• _Exercise_: In the records that follow, find each line containing "icon" and copy it.

• _Available data_:
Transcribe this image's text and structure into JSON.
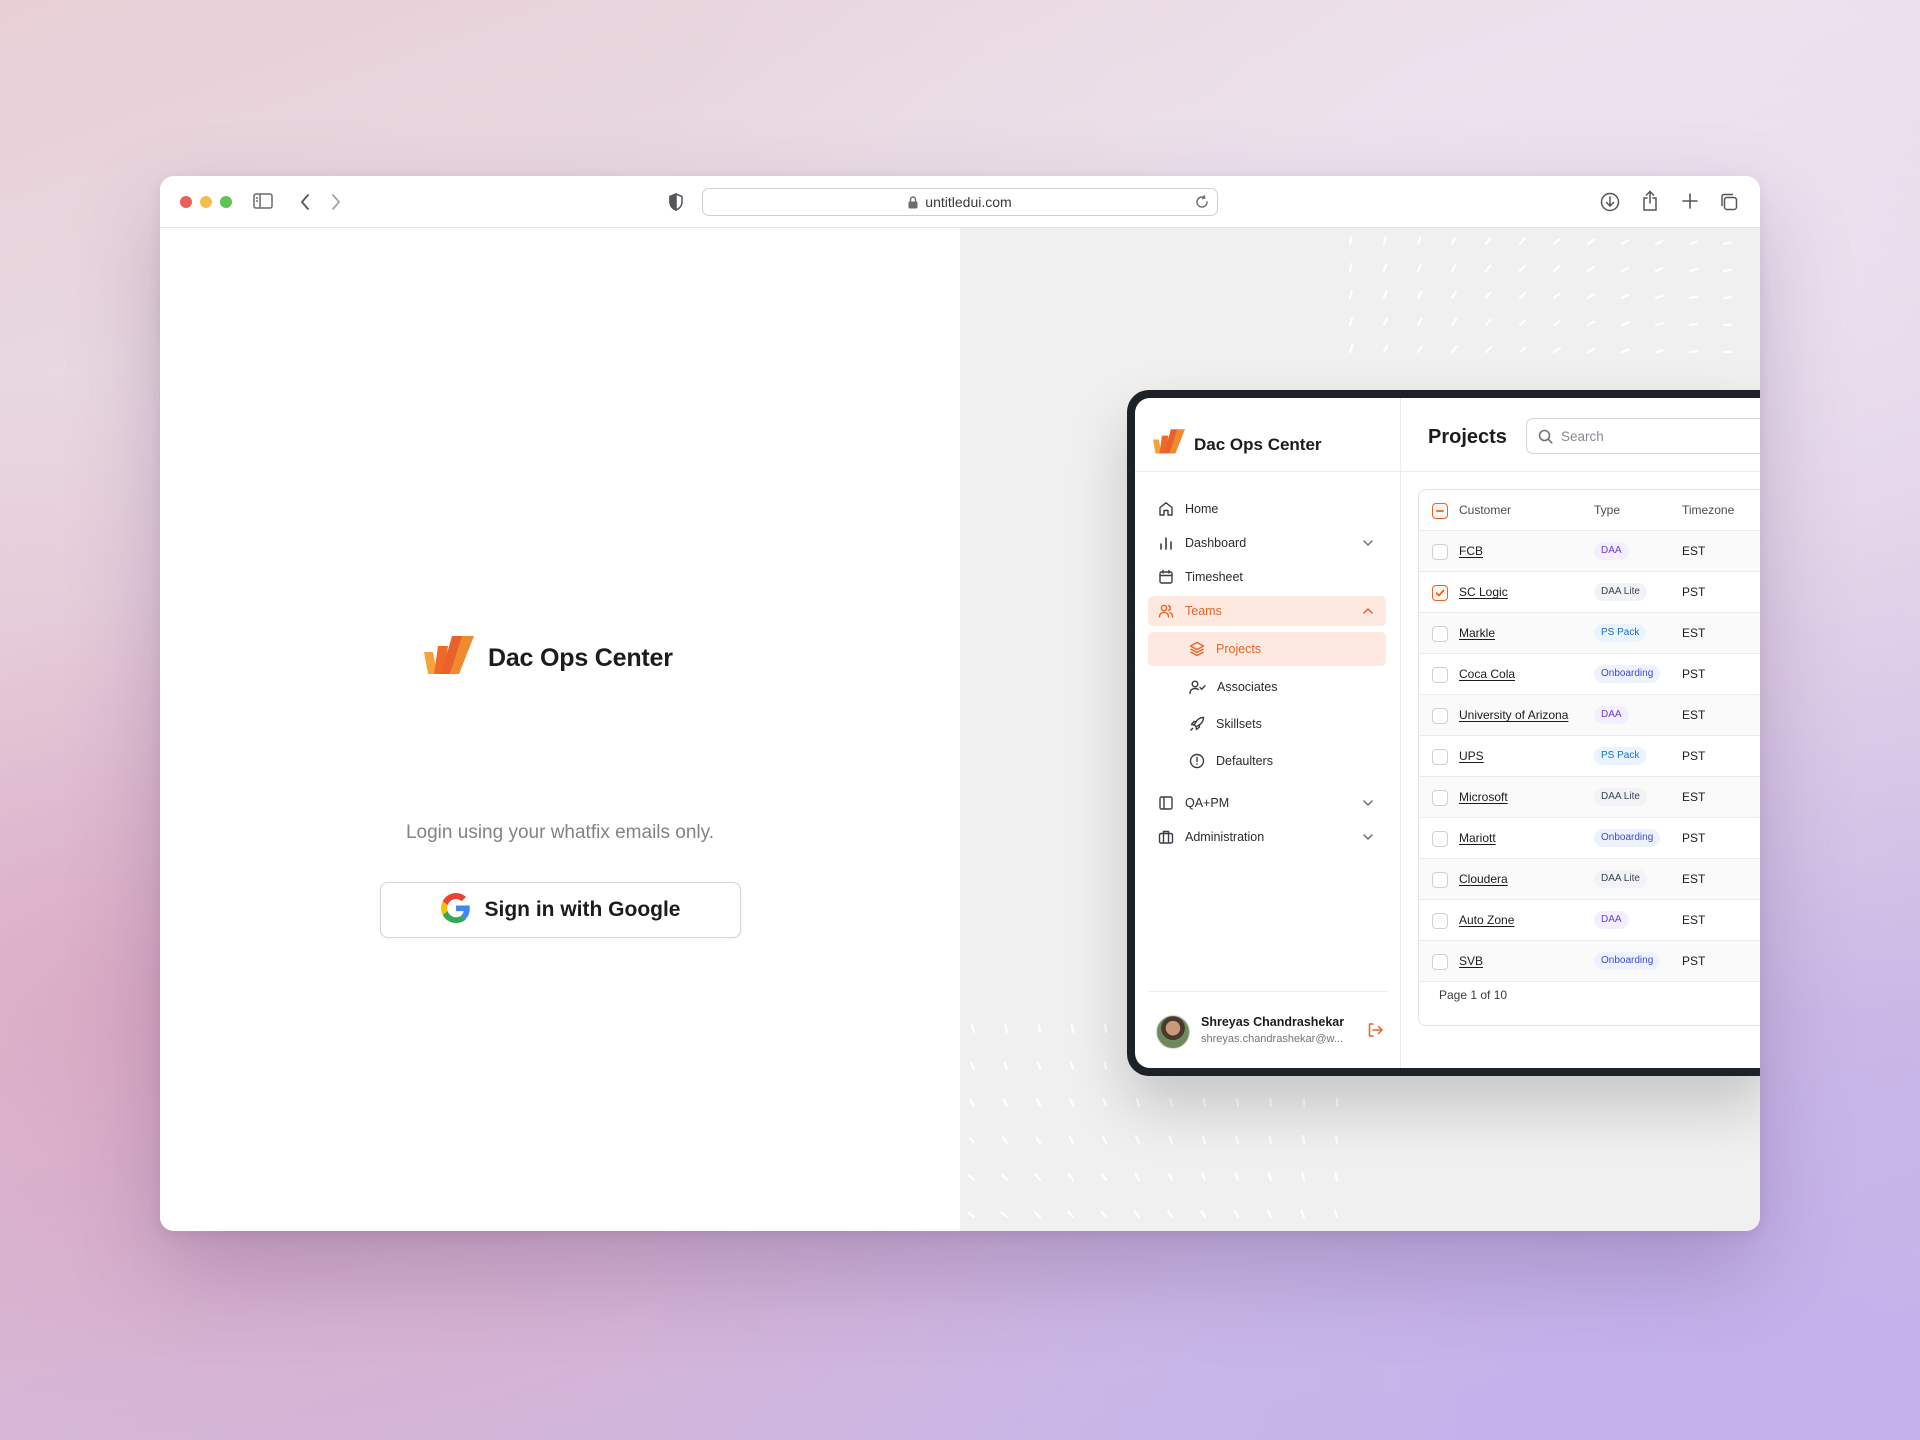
{
  "browser": {
    "url": "untitledui.com",
    "traffic_colors": [
      "#ec5f57",
      "#f4be4f",
      "#5fc454"
    ]
  },
  "login": {
    "brand_title": "Dac Ops Center",
    "subtitle": "Login using your whatfix emails only.",
    "google_button_label": "Sign in with Google"
  },
  "app": {
    "brand_title": "Dac Ops Center",
    "accent": "#e8632c",
    "nav": [
      {
        "label": "Home",
        "icon": "home-icon"
      },
      {
        "label": "Dashboard",
        "icon": "bar-chart-icon",
        "expandable": true
      },
      {
        "label": "Timesheet",
        "icon": "calendar-icon"
      },
      {
        "label": "Teams",
        "icon": "users-icon",
        "expanded": true,
        "active": true
      },
      {
        "label": "QA+PM",
        "icon": "layout-icon",
        "expandable": true
      },
      {
        "label": "Administration",
        "icon": "briefcase-icon",
        "expandable": true
      }
    ],
    "teams_sub": [
      {
        "label": "Projects",
        "icon": "layers-icon",
        "active": true
      },
      {
        "label": "Associates",
        "icon": "user-check-icon"
      },
      {
        "label": "Skillsets",
        "icon": "rocket-icon"
      },
      {
        "label": "Defaulters",
        "icon": "alert-circle-icon"
      }
    ],
    "user": {
      "name": "Shreyas Chandrashekar",
      "email": "shreyas.chandrashekar@w..."
    },
    "main": {
      "title": "Projects",
      "search_placeholder": "Search",
      "columns": [
        "Customer",
        "Type",
        "Timezone"
      ],
      "rows": [
        {
          "customer": "FCB",
          "type": "DAA",
          "tz": "EST",
          "checked": false
        },
        {
          "customer": "SC Logic",
          "type": "DAA Lite",
          "tz": "PST",
          "checked": true
        },
        {
          "customer": "Markle",
          "type": "PS Pack",
          "tz": "EST",
          "checked": false
        },
        {
          "customer": "Coca Cola",
          "type": "Onboarding",
          "tz": "PST",
          "checked": false
        },
        {
          "customer": "University of Arizona",
          "type": "DAA",
          "tz": "EST",
          "checked": false
        },
        {
          "customer": "UPS",
          "type": "PS Pack",
          "tz": "PST",
          "checked": false
        },
        {
          "customer": "Microsoft",
          "type": "DAA Lite",
          "tz": "EST",
          "checked": false
        },
        {
          "customer": "Mariott",
          "type": "Onboarding",
          "tz": "PST",
          "checked": false
        },
        {
          "customer": "Cloudera",
          "type": "DAA Lite",
          "tz": "EST",
          "checked": false
        },
        {
          "customer": "Auto Zone",
          "type": "DAA",
          "tz": "EST",
          "checked": false
        },
        {
          "customer": "SVB",
          "type": "Onboarding",
          "tz": "PST",
          "checked": false
        }
      ],
      "pagination": "Page 1 of 10"
    }
  }
}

• _Response_:
        "icon": "home-icon"
        "icon": "bar-chart-icon",
        "icon": "calendar-icon"
        "icon": "users-icon",
        "icon": "layout-icon",
        "icon": "briefcase-icon",
        "icon": "layers-icon",
        "icon": "user-check-icon"
        "icon": "rocket-icon"
        "icon": "alert-circle-icon"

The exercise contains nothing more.